The numbers were reported by the National Sporting Goods Association in an SNEWS article:
Among equipment categories with sales of more than $1 billion in 2009, hunting & firearms showed the greatest percentage increase. Sales of hunting & firearms equipment rose 14% to $5.2 billion from $4.5 billion in 2008.
By only a few million dollars, exercise equipment remained the largest individual equipment category surveyed by NSGA. Sales of exercise equipment decreased 2% to $5.2 billion.
Among other equipment categories with sales of more than $1 billion, only sports optics and camping showed increases. Sports optics rose 4%, to $1.07 billion. Camping equipment sales grew 2%, from $1.46 billion in 2008 to $1.5 billion in 2009.
In other $1 billion-plus sales categories, golf equipment and fishing tackle experienced double-digit declines. Golf equipment sales fell 19% to $2.84 billion. Fishing tackle fell 10% to $1.9 billion.
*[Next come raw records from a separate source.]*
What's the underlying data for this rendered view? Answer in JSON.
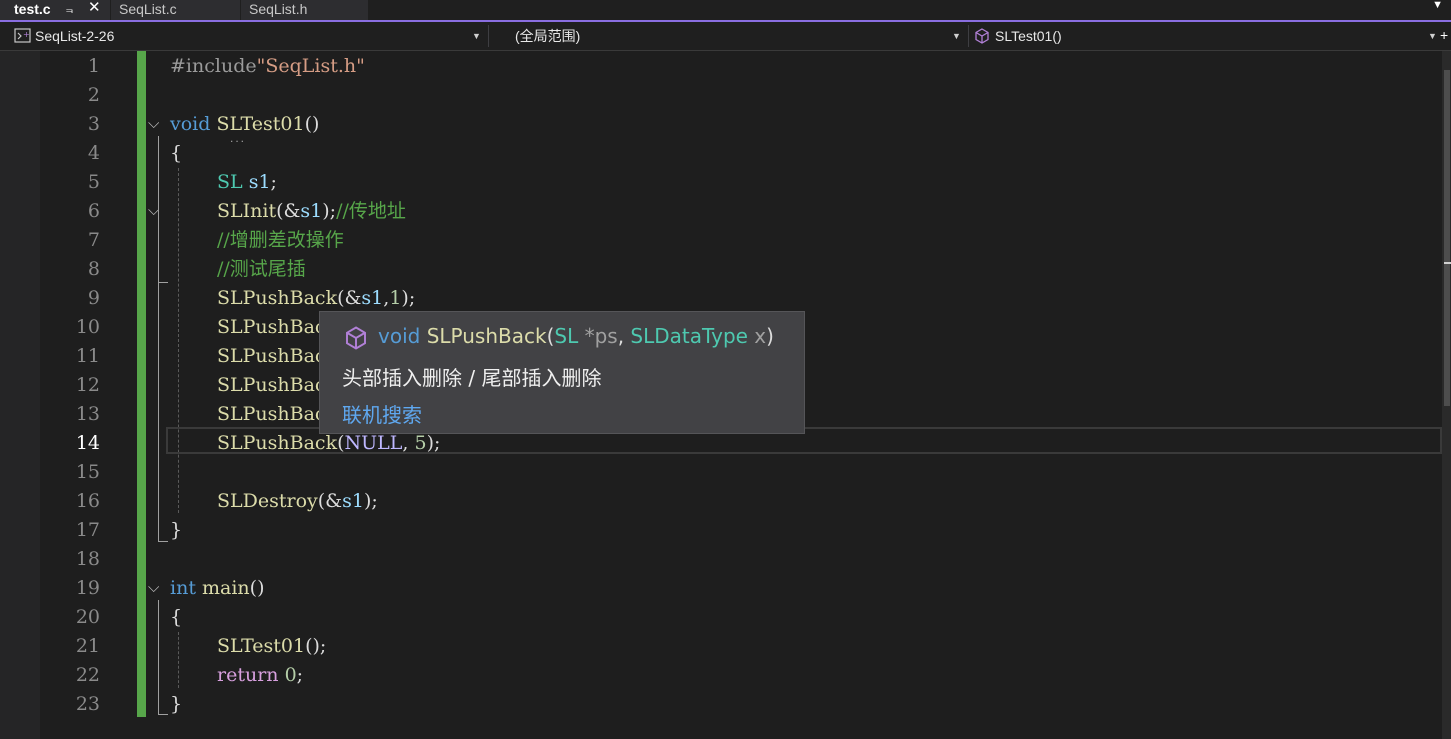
{
  "tabs": [
    {
      "label": "test.c",
      "active": true,
      "pin_icon": "pin-icon",
      "close_icon": "close-icon"
    },
    {
      "label": "SeqList.c",
      "active": false
    },
    {
      "label": "SeqList.h",
      "active": false
    }
  ],
  "navbar": {
    "project": "SeqList-2-26",
    "scope": "(全局范围)",
    "member": "SLTest01()"
  },
  "editor": {
    "current_line": 14,
    "line_numbers": [
      "1",
      "2",
      "3",
      "4",
      "5",
      "6",
      "7",
      "8",
      "9",
      "10",
      "11",
      "12",
      "13",
      "14",
      "15",
      "16",
      "17",
      "18",
      "19",
      "20",
      "21",
      "22",
      "23"
    ],
    "lines": {
      "l1": {
        "directive": "#include",
        "path": "\"SeqList.h\""
      },
      "l3": {
        "kw": "void",
        "name": "SLTest01",
        "rest": "()"
      },
      "l4": "{",
      "l5": {
        "type": "SL",
        "var": "s1",
        "rest": ";"
      },
      "l6": {
        "fn": "SLInit",
        "open": "(&",
        "var": "s1",
        "close": ");",
        "comment": "//传地址"
      },
      "l7": "//增删差改操作",
      "l8": "//测试尾插",
      "l9": {
        "fn": "SLPushBack",
        "open": "(&",
        "var": "s1",
        "sep": ",",
        "num": "1",
        "close": ");"
      },
      "l10": "SLPushBack",
      "l11": "SLPushBack",
      "l12": "SLPushBack",
      "l13": "SLPushBack",
      "l14": {
        "fn": "SLPushBack",
        "open": "(",
        "mac": "NULL",
        "sep": ", ",
        "num": "5",
        "close": ");"
      },
      "l16": {
        "fn": "SLDestroy",
        "open": "(&",
        "var": "s1",
        "close": ");"
      },
      "l17": "}",
      "l19": {
        "kw": "int",
        "name": "main",
        "rest": "()"
      },
      "l20": "{",
      "l21": {
        "fn": "SLTest01",
        "rest": "();"
      },
      "l22": {
        "kw": "return",
        "num": "0",
        "rest": ";"
      },
      "l23": "}"
    }
  },
  "quickinfo": {
    "icon": "method-cube-icon",
    "signature": {
      "ret": "void",
      "name": "SLPushBack",
      "open": "(",
      "p1_type": "SL",
      "p1_name": " *ps",
      "comma": ", ",
      "p2_type": "SLDataType",
      "p2_name": " x",
      "close": ")"
    },
    "description": "头部插入删除 / 尾部插入删除",
    "link": "联机搜索"
  },
  "colors": {
    "background": "#1e1e1e",
    "tab_accent": "#8a6ee0",
    "change_bar": "#57a64a",
    "keyword": "#569cd6",
    "type": "#4ec9b0",
    "function": "#dcdcaa",
    "variable": "#9cdcfe",
    "comment": "#57a64a",
    "string": "#d69d85"
  }
}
Were it not for a 14% increase in the firearms industry (growth which seems to be disappearing in 2010), the outdoor industry as a whole would have suffered a bigger drop than the 3% reported.
With new fly fishermen not exactly streaming into the sport, and every fly fishermen already the proud owner of a couple dozen fly rods, guessing at bigger drops in fly fishing’s industry pie isn’t exactly a stretch.
And you have to wonder how the high-end (and high-margin) products like fly rods and reels performed. (Any guesses from the Undergrounders?)
The Good News?
In the past, I’ve criticized the American Fly Fishing Tackle Association (AFFTA) for its lack of transparency and deeply flawed decision-making process.
Yet – in the interest of giving credit where it’s due – the “new” AFFTA seems focused on communicating better (note the news feed on the site, and the AFFTA email newsletter is packed with info).
While I’m less interested than most in seeing hordes of new fly fishermen clogging the rivers, an industry less focused on catfights and more focused on issues of sustainability, legislative issues and youth recruitment can only be a positive.